§ Brief
Could you find each line of the data below that contains the word "JSON" and copy those lines?

Information supplied section start

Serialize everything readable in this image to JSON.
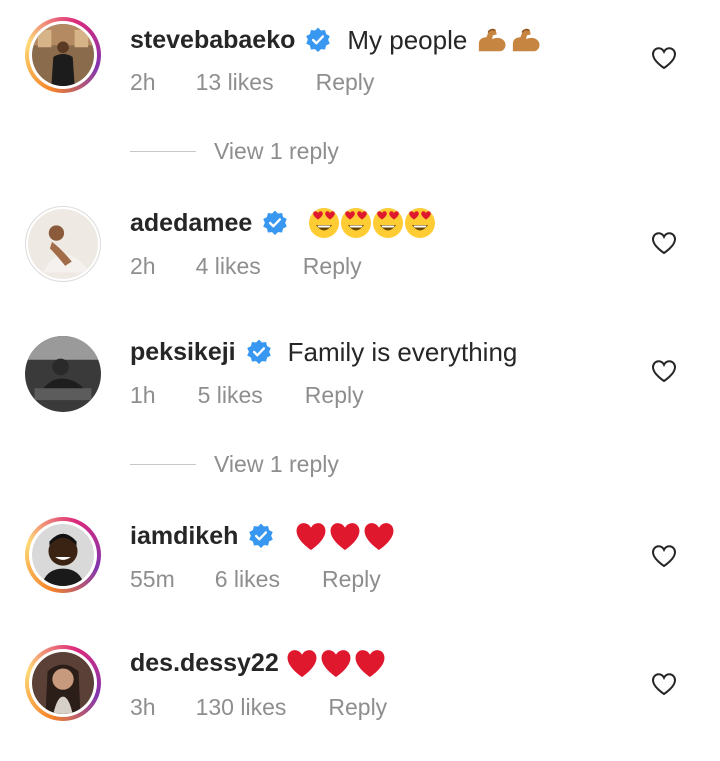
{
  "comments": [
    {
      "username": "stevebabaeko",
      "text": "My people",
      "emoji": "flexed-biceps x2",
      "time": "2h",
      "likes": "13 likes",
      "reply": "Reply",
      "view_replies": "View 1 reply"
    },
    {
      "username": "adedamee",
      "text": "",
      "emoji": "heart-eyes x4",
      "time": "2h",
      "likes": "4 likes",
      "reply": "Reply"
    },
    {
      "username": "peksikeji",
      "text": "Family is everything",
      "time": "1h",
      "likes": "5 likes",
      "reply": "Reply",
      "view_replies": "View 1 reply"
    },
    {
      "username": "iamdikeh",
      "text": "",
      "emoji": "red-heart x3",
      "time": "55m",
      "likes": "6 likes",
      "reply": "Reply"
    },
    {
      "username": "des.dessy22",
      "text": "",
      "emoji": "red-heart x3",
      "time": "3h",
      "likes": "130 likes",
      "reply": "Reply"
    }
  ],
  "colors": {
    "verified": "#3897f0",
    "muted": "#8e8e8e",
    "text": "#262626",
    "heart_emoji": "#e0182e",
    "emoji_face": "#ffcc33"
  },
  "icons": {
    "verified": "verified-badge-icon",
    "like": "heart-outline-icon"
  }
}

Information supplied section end
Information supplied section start

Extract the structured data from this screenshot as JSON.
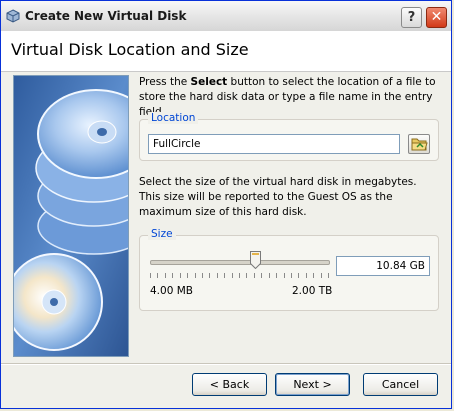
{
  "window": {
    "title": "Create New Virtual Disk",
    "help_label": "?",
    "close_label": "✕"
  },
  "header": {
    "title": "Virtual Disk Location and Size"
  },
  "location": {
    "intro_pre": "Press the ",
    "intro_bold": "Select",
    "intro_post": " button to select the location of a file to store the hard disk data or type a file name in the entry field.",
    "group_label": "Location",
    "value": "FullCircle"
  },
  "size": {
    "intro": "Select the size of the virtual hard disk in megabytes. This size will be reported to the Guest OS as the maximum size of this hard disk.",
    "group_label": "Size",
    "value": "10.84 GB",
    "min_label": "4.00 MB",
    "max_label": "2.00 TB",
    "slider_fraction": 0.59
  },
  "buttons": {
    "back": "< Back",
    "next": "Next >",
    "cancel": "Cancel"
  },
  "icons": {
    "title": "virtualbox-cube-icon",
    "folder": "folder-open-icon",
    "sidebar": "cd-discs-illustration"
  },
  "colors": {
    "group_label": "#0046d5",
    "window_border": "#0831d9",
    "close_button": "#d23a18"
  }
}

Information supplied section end

§ Reply to the exercise
Serialize everything readable in this image to JSON.
Extract the structured data from this screenshot as JSON.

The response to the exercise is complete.